For a Buyer, who is looking at what breeder to buy a puppy from, titles mean that a breeder's dogs have been evaluated by an unbiased judge. Its a stamp of approval in a way. We only compete in American Kennel Club events for conformation. For Performance we compete in American Kennel Club Obedience, Agility and Rally trials. For Protection Sport we compete in Schutzhund and Ring Sport. ALL of these types of competitions have been around for a very long time. With a very long and prestigious history. The titles from these organizations can be a challenge to achieve. For AKC Conformation, other dogs of the same breed MUST be present in order for you to accumulate enough points for a Championship. In other venues, you only need to show up once and have a judge deem your dog a "champion." No other competition needs to present. While these venues aren't a bad thing, especially for breeds that are extremely rare, to us, its not enough. Competing in AKC conformation is the most prestigious conformation competition in the world and as an AKC judge, I love it. For the performance sports, there are strict criteria and specialized behaviors that a dog must exhibit in order to pass a trial and receive a title.

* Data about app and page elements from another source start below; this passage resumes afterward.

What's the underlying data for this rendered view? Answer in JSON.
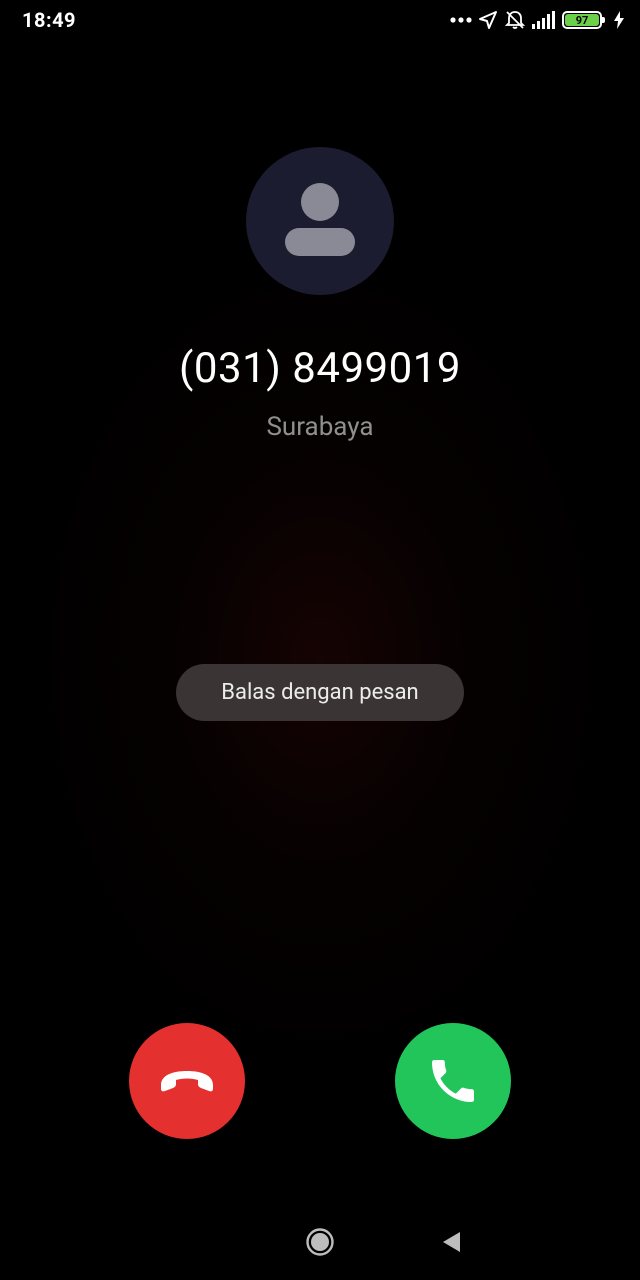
{
  "status_bar": {
    "time": "18:49",
    "battery_level": "97",
    "icons": [
      "more-dots-icon",
      "location-arrow-icon",
      "bell-off-icon",
      "signal-icon",
      "battery-icon",
      "charging-bolt-icon"
    ]
  },
  "caller": {
    "number": "(031) 8499019",
    "location": "Surabaya",
    "avatar_icon": "person-icon"
  },
  "actions": {
    "reply_label": "Balas dengan pesan",
    "decline_icon": "phone-hangup-icon",
    "accept_icon": "phone-answer-icon"
  },
  "nav_bar": {
    "home_icon": "home-circle-icon",
    "back_icon": "back-triangle-icon"
  },
  "colors": {
    "decline": "#e4302f",
    "accept": "#22c55a",
    "avatar_bg": "#1c1c30",
    "battery": "#6cd14a"
  }
}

So in doing all of these activities with our dogs, it only makes for better offspring. Puppy buyers may not think they "need" a dog from titled parents. After all, you just want a great companion. Having parents who have proven themselves to be stable, confident and conformationally correct will only make the most wonderful companion. We never "expect" or push our puppy owners to compete. We truly just want our pups to have loving wonderful and appropriate homes. If an owner is interested in competing, we are happy and excited to mentor our puppy owners.
Potrero Lowchen did a lot of Winning this weekend!
The Lowchen Club OF America in conjunction with the NorCal Lowchen Club, supported the entry of Lowchen at the Mensona Kennel Club dogs shows on 8/26-8/27/2017.
Friday Canolli was Winners Bitch for a point
Saturday Sparkle was Best of Winners and Winners Bitch for her second major
Sunday Canolli won Winners Bitch again and Boomer won Winners Dog and Best of Winners for his first major and baby Parker won Reserve to the major. SO proud of how all the dogs showed and how much fun we had with friends!
Rio demonstrates Luring
Rio, of Laefa x Shogun litter, demonstrates how I teach the pups to lure. The click is their marker and they are quickly rewarded using kibble. I did this with all 10 puppies but didn't have enough memory in my phone to record everyone
Romeo in his new home and starting training!
Here is Romeo and his new owner training with @fromtheheartdogtraining Romeo is formerly Siopao of Lucca x Charm litter. Romeo will be doing lots of Public Access Obedience and socialization with his owners and under the guidance of From the heart dog training. We are so grateful to have such knowledgeable and talented trainers to refer our puppy families to #GPRepost,#reposter,#notetag @k9_equine_1987 via @RepostApp
@k9_equine_1987:Training baby Romeo! #canecorso #canecorsopuppy#italianmastiff #italianmastiffsofinstagram #servicedogtraining#servicedog #sdit @potrero_performance_dogs #puppiesofinstagram